▸ **Problem requirements**
Could you print every record below exactly as written?

Web page and app entries:
********

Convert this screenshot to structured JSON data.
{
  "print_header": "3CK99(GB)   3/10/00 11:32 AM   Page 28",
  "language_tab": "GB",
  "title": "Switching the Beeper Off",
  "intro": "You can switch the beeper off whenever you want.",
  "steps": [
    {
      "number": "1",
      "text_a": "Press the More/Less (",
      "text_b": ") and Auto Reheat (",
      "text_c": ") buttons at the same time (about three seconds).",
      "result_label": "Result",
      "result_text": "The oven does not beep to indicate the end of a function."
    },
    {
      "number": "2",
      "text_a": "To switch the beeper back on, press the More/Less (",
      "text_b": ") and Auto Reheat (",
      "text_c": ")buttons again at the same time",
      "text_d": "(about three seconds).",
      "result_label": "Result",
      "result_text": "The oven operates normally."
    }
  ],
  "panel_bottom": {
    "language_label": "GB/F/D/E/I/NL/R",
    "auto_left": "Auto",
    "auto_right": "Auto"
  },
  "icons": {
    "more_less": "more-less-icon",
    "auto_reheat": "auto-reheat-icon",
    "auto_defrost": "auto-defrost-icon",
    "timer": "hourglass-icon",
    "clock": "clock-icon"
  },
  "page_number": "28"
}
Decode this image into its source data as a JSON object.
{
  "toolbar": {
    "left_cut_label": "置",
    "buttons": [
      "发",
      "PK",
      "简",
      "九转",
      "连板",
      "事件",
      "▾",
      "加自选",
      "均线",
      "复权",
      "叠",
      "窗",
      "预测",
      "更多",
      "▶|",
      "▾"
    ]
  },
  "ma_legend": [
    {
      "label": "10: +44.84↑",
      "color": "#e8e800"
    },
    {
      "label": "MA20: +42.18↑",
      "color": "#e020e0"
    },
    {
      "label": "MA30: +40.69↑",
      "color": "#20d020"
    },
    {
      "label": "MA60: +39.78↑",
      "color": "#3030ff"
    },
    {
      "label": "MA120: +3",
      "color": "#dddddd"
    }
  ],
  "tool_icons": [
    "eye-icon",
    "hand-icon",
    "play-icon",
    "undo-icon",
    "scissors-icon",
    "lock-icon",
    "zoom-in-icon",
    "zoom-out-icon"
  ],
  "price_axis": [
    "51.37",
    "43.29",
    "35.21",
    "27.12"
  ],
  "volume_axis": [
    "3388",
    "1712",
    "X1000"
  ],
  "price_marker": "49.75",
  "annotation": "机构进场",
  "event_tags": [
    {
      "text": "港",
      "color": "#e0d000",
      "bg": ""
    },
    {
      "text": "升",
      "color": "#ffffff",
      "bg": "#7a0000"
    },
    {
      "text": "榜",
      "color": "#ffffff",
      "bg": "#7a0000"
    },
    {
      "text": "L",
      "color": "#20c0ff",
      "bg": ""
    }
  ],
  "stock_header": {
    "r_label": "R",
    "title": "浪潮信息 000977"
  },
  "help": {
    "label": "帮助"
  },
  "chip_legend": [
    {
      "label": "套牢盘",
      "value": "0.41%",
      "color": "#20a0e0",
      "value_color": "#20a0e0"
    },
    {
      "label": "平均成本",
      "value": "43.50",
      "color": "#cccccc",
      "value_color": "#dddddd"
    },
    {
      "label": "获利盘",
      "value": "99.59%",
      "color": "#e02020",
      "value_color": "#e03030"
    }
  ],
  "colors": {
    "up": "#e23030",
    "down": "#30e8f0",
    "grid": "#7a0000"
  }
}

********

▸ **The answer**
Convert this screenshot to structured JSON data.
{
  "print_header": "3CK99(GB)   3/10/00 11:32 AM   Page 28",
  "language_tab": "GB",
  "title": "Switching the Beeper Off",
  "intro": "You can switch the beeper off whenever you want.",
  "steps": [
    {
      "number": "1",
      "text_a": "Press the More/Less (",
      "text_b": ") and Auto Reheat (",
      "text_c": ") buttons at the same time (about three seconds).",
      "result_label": "Result",
      "result_text": "The oven does not beep to indicate the end of a function."
    },
    {
      "number": "2",
      "text_a": "To switch the beeper back on, press the More/Less (",
      "text_b": ") and Auto Reheat (",
      "text_c": ")buttons again at the same time",
      "text_d": "(about three seconds).",
      "result_label": "Result",
      "result_text": "The oven operates normally."
    }
  ],
  "panel_bottom": {
    "language_label": "GB/F/D/E/I/NL/R",
    "auto_left": "Auto",
    "auto_right": "Auto"
  },
  "icons": {
    "more_less": "more-less-icon",
    "auto_reheat": "auto-reheat-icon",
    "auto_defrost": "auto-defrost-icon",
    "timer": "hourglass-icon",
    "clock": "clock-icon"
  },
  "page_number": "28"
}
Decode this image into its source data as a JSON object.
{
  "toolbar": {
    "left_cut_label": "置",
    "buttons": [
      "发",
      "PK",
      "简",
      "九转",
      "连板",
      "事件",
      "▾",
      "加自选",
      "均线",
      "复权",
      "叠",
      "窗",
      "预测",
      "更多",
      "▶|",
      "▾"
    ]
  },
  "ma_legend": [
    {
      "label": "10: +44.84↑",
      "color": "#e8e800"
    },
    {
      "label": "MA20: +42.18↑",
      "color": "#e020e0"
    },
    {
      "label": "MA30: +40.69↑",
      "color": "#20d020"
    },
    {
      "label": "MA60: +39.78↑",
      "color": "#3030ff"
    },
    {
      "label": "MA120: +3",
      "color": "#dddddd"
    }
  ],
  "tool_icons": [
    "eye-icon",
    "hand-icon",
    "play-icon",
    "undo-icon",
    "scissors-icon",
    "lock-icon",
    "zoom-in-icon",
    "zoom-out-icon"
  ],
  "price_axis": [
    "51.37",
    "43.29",
    "35.21",
    "27.12"
  ],
  "volume_axis": [
    "3388",
    "1712",
    "X1000"
  ],
  "price_marker": "49.75",
  "annotation": "机构进场",
  "event_tags": [
    {
      "text": "港",
      "color": "#e0d000",
      "bg": ""
    },
    {
      "text": "升",
      "color": "#ffffff",
      "bg": "#7a0000"
    },
    {
      "text": "榜",
      "color": "#ffffff",
      "bg": "#7a0000"
    },
    {
      "text": "L",
      "color": "#20c0ff",
      "bg": ""
    }
  ],
  "stock_header": {
    "r_label": "R",
    "title": "浪潮信息 000977"
  },
  "help": {
    "label": "帮助"
  },
  "chip_legend": [
    {
      "label": "套牢盘",
      "value": "0.41%",
      "color": "#20a0e0",
      "value_color": "#20a0e0"
    },
    {
      "label": "平均成本",
      "value": "43.50",
      "color": "#cccccc",
      "value_color": "#dddddd"
    },
    {
      "label": "获利盘",
      "value": "99.59%",
      "color": "#e02020",
      "value_color": "#e03030"
    }
  ],
  "colors": {
    "up": "#e23030",
    "down": "#30e8f0",
    "grid": "#7a0000"
  }
}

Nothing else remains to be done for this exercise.